Data records
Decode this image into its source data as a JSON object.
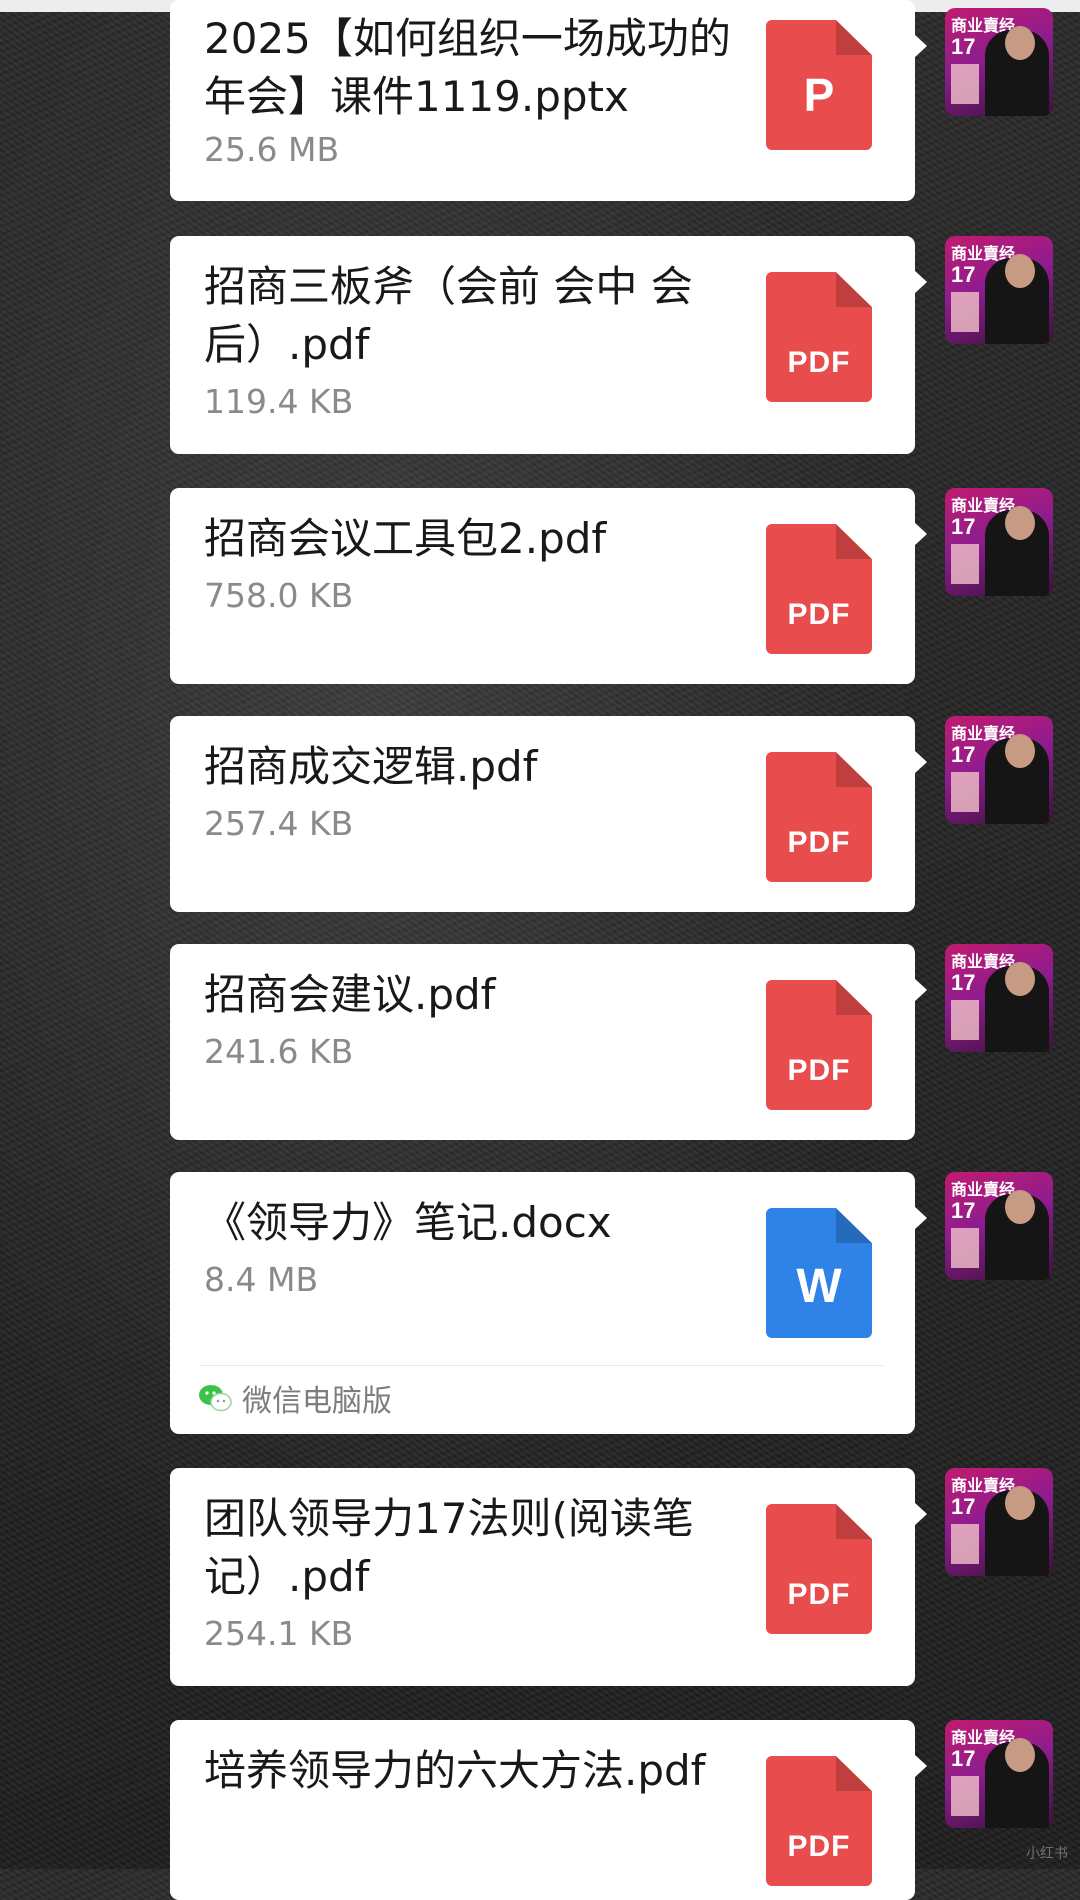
{
  "messages": [
    {
      "name": "2025【如何组织一场成功的年会】课件1119.pptx",
      "size": "25.6 MB",
      "type": "ppt",
      "icon_label": "P"
    },
    {
      "name": "招商三板斧（会前 会中 会后）.pdf",
      "size": "119.4 KB",
      "type": "pdf",
      "icon_label": "PDF"
    },
    {
      "name": "招商会议工具包2.pdf",
      "size": "758.0 KB",
      "type": "pdf",
      "icon_label": "PDF"
    },
    {
      "name": "招商成交逻辑.pdf",
      "size": "257.4 KB",
      "type": "pdf",
      "icon_label": "PDF"
    },
    {
      "name": "招商会建议.pdf",
      "size": "241.6 KB",
      "type": "pdf",
      "icon_label": "PDF"
    },
    {
      "name": "《领导力》笔记.docx",
      "size": "8.4 MB",
      "type": "doc",
      "icon_label": "W",
      "source": "微信电脑版"
    },
    {
      "name": "团队领导力17法则(阅读笔记）.pdf",
      "size": "254.1 KB",
      "type": "pdf",
      "icon_label": "PDF"
    },
    {
      "name": "培养领导力的六大方法.pdf",
      "size": "",
      "type": "pdf",
      "icon_label": "PDF"
    }
  ],
  "avatar": {
    "title": "商业賣经",
    "number": "17"
  },
  "colors": {
    "pdf": "#e94c4c",
    "ppt": "#e94c4c",
    "doc": "#2f82e6",
    "bubble": "#ffffff"
  },
  "icons": {
    "pdf": "pdf-file-icon",
    "ppt": "ppt-file-icon",
    "doc": "word-file-icon",
    "wechat": "wechat-icon"
  },
  "watermark": "小红书"
}
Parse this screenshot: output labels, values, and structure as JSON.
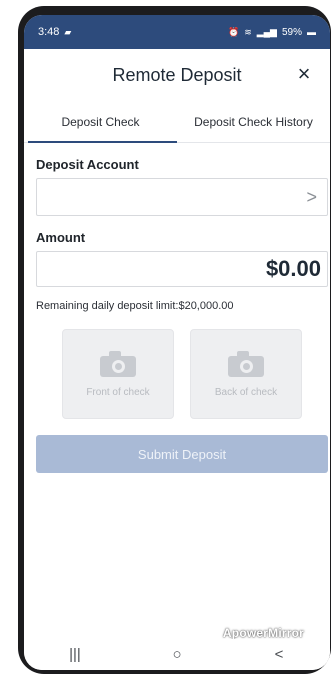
{
  "status_bar": {
    "time": "3:48",
    "notification_icon": "sim-card-icon",
    "battery": "59%"
  },
  "header": {
    "title": "Remote Deposit",
    "close_symbol": "×"
  },
  "tabs": [
    {
      "label": "Deposit Check",
      "active": true
    },
    {
      "label": "Deposit Check History",
      "active": false
    }
  ],
  "form": {
    "deposit_account_label": "Deposit Account",
    "deposit_account_value": "",
    "amount_label": "Amount",
    "amount_value": "$0.00",
    "limit_text": "Remaining daily deposit limit:$20,000.00"
  },
  "check_images": {
    "front_label": "Front of check",
    "back_label": "Back of check"
  },
  "submit": {
    "label": "Submit Deposit"
  },
  "watermark": "ApowerMirror",
  "nav": {
    "recent": "|||",
    "home": "○",
    "back": "<"
  },
  "colors": {
    "primary": "#2d4b7c",
    "submit_disabled": "#a9bad6"
  }
}
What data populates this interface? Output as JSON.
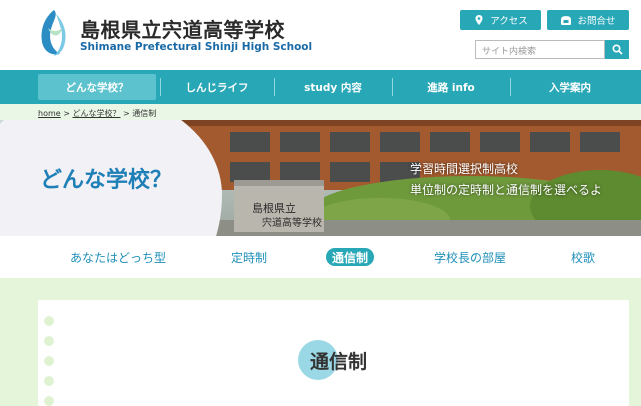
{
  "header": {
    "school_name_jp": "島根県立宍道高等学校",
    "school_name_en": "Shimane Prefectural Shinji High School",
    "access_label": "アクセス",
    "contact_label": "お問合せ",
    "search_placeholder": "サイト内検索"
  },
  "nav": {
    "items": [
      {
        "label": "どんな学校？",
        "active": true
      },
      {
        "label": "しんじライフ"
      },
      {
        "label": "study 内容"
      },
      {
        "label": "進路 info"
      },
      {
        "label": "入学案内"
      }
    ]
  },
  "breadcrumb": {
    "home": "home",
    "parent": "どんな学校？",
    "current": "通信制",
    "sep": ">"
  },
  "hero": {
    "title": "どんな学校？",
    "caption_line1": "学習時間選択制高校",
    "caption_line2": "単位制の定時制と通信制を選べるよ",
    "sign_text": "島根県立 宍道高等学校"
  },
  "subnav": {
    "items": [
      {
        "label": "あなたはどっち型"
      },
      {
        "label": "定時制"
      },
      {
        "label": "通信制",
        "active": true
      },
      {
        "label": "学校長の部屋"
      },
      {
        "label": "校歌"
      }
    ]
  },
  "section": {
    "title": "通信制"
  },
  "colors": {
    "teal": "#28a7b7",
    "nav_active": "#5cc2cd",
    "hero_title": "#1f7fb7",
    "content_bg": "#e4f5d9"
  },
  "icons": {
    "access": "map-pin-icon",
    "contact": "phone-icon",
    "search": "search-icon",
    "logo": "school-emblem-icon"
  }
}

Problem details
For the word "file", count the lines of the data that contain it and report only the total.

Exercise output
3